Memorial statue, Holy Trinity Roman Catholic Church, Pieta, Lourdes Chapel, Blessed Mother statue, Village House, Lace Museum.
Snapshots: Hövej, Home of Lace
Karolina Tima Szabo
Hövej is a small village in Győr-Moson-Sopron County in western Hungary, near Kapuvár, on a flat land west of the Répce and Rába Rivers.
The village was first mentioned in 1257 as “Chalad” in one of King Béla IV’s documents; then in a Csorna Latin archive as “Kétcsalád”; in 1429, as “Hövejcsalád” (Heweychalad). One thing is sure, that people have lived in the area from early times. Polished stones from the Stone Age and graves from the Bronze Age have been found there.
After the fall of Győr during the Turkish invasion, the Turks broke into the Rábaköz area, and destroyed the region, with the exception of Kapuvár. Just a few years later, 10 out of every 20 properties were in ruins.
The current population is about 330.
Before you get to the village, you’ll see a monument by the Répce River. The statue was erected after a major flood that devastated the village, from rocks that the river left behind.
Further on is the Roman Catholic Church of the Holy Trinity (Szentháromság templom), built in the 1760’s in the Baroque style. The church accommodates 300 people. The tower was added in 1794. It had three bells at one time, 300, 200, and later a 100-pound bell. During the Second World War, in 1944, the German army requisitioned the 200-pound bell for war purposes. Over the years, the church went through many changes: an organ (19th century), stained glass windows were installed, wall frescoes and outside paintings and renovations took place. The high Baroque altar is the same age as the church. The candlesticks and gilded cup argent on it were made in 1765; the Empire style pulpit is from around 1800.
Near the church is the Sorrowful Mother (“Fájdalmas Szűzanya”) Chapel. Inside is a life-size Pieta. Originally, the statue had been outdoors under a wooden cross. In time the cross eroded and, in the 18th century, a Baroque style chapel was built over it.
Not too far from the church is a Lourdes chapel, which was built in the Romantic style in 1886, with a statue of the Blessed Mother.
Hövej became famous in 1962, when at the Brussels Expo, the Hövej lace was awarded a gold medal. The lace of Hövej is so famous, the town has immortalized it in their shield-shaped crest. On the bottom half in the green field are the two rivers, the round shaped lace is in the middle. On each side is an ear of wheat. Above the lace is a crown, which represents nobility.

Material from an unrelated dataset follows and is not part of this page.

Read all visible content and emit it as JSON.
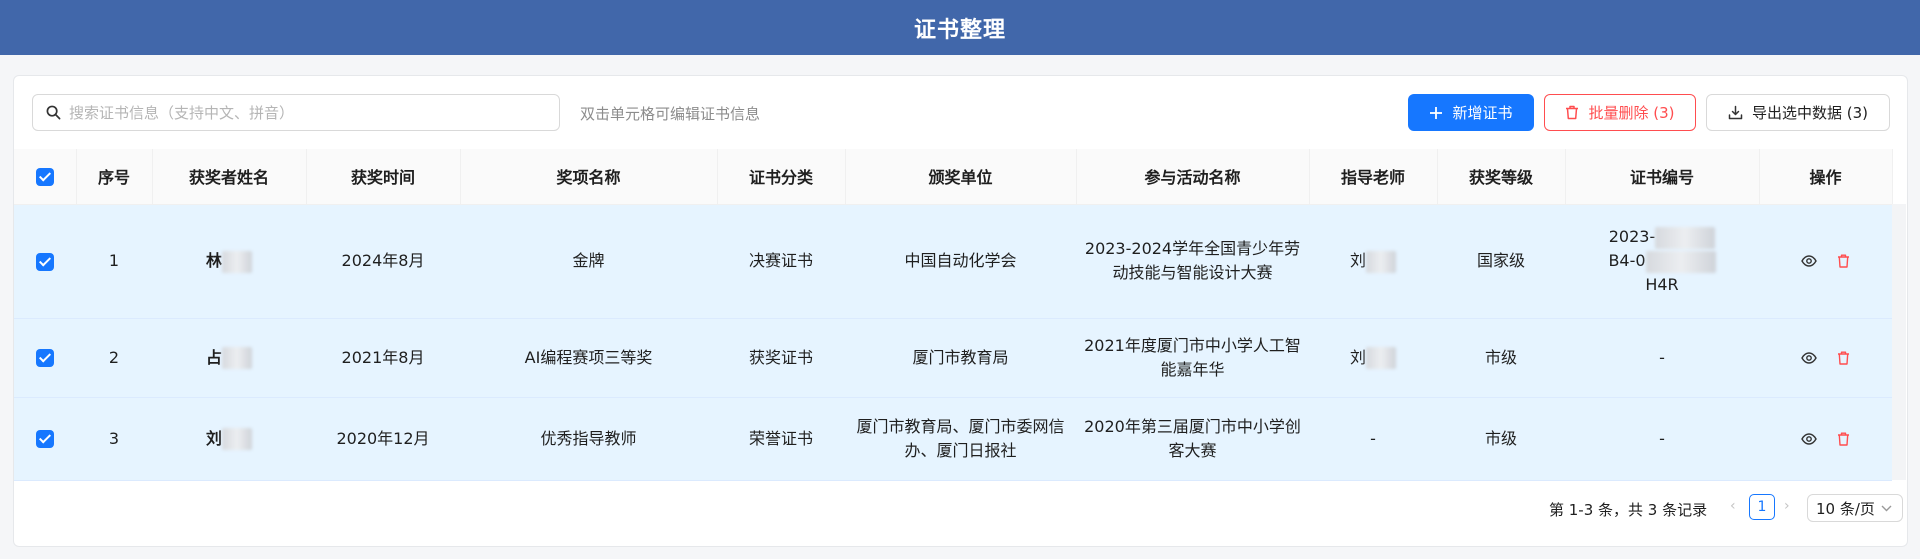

The moon on the left represents change, the star on the left hope.
In 2007, the village celebrated its 750th anniversary, and an “Emlékpark” (memorial park) was built for the enjoyment of the townspeople and of visitors.
Read about the Lace of Hövej in the January 2014 issue of www.magyarnews.org.